*Data for this task*
BEGIN

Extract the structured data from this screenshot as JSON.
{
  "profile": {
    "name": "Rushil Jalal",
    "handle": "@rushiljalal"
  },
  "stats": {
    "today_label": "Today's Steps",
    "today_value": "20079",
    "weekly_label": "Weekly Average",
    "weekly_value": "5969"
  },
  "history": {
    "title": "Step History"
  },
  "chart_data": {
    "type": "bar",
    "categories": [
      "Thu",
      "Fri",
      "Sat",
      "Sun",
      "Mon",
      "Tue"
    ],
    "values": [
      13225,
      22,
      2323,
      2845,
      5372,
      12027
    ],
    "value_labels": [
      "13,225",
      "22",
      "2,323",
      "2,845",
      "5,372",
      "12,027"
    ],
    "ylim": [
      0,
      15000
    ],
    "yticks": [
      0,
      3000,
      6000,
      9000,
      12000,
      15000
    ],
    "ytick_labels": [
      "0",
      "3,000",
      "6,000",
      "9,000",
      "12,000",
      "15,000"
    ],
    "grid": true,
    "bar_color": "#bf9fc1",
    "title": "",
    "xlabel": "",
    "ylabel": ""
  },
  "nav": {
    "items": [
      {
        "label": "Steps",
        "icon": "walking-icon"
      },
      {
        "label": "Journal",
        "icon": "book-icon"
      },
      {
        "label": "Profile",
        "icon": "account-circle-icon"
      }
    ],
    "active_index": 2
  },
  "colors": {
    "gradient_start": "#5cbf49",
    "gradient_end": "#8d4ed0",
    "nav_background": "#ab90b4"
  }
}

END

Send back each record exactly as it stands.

*Answer space*
Extract the structured data from this screenshot as JSON.
{
  "profile": {
    "name": "Rushil Jalal",
    "handle": "@rushiljalal"
  },
  "stats": {
    "today_label": "Today's Steps",
    "today_value": "20079",
    "weekly_label": "Weekly Average",
    "weekly_value": "5969"
  },
  "history": {
    "title": "Step History"
  },
  "chart_data": {
    "type": "bar",
    "categories": [
      "Thu",
      "Fri",
      "Sat",
      "Sun",
      "Mon",
      "Tue"
    ],
    "values": [
      13225,
      22,
      2323,
      2845,
      5372,
      12027
    ],
    "value_labels": [
      "13,225",
      "22",
      "2,323",
      "2,845",
      "5,372",
      "12,027"
    ],
    "ylim": [
      0,
      15000
    ],
    "yticks": [
      0,
      3000,
      6000,
      9000,
      12000,
      15000
    ],
    "ytick_labels": [
      "0",
      "3,000",
      "6,000",
      "9,000",
      "12,000",
      "15,000"
    ],
    "grid": true,
    "bar_color": "#bf9fc1",
    "title": "",
    "xlabel": "",
    "ylabel": ""
  },
  "nav": {
    "items": [
      {
        "label": "Steps",
        "icon": "walking-icon"
      },
      {
        "label": "Journal",
        "icon": "book-icon"
      },
      {
        "label": "Profile",
        "icon": "account-circle-icon"
      }
    ],
    "active_index": 2
  },
  "colors": {
    "gradient_start": "#5cbf49",
    "gradient_end": "#8d4ed0",
    "nav_background": "#ab90b4"
  }
}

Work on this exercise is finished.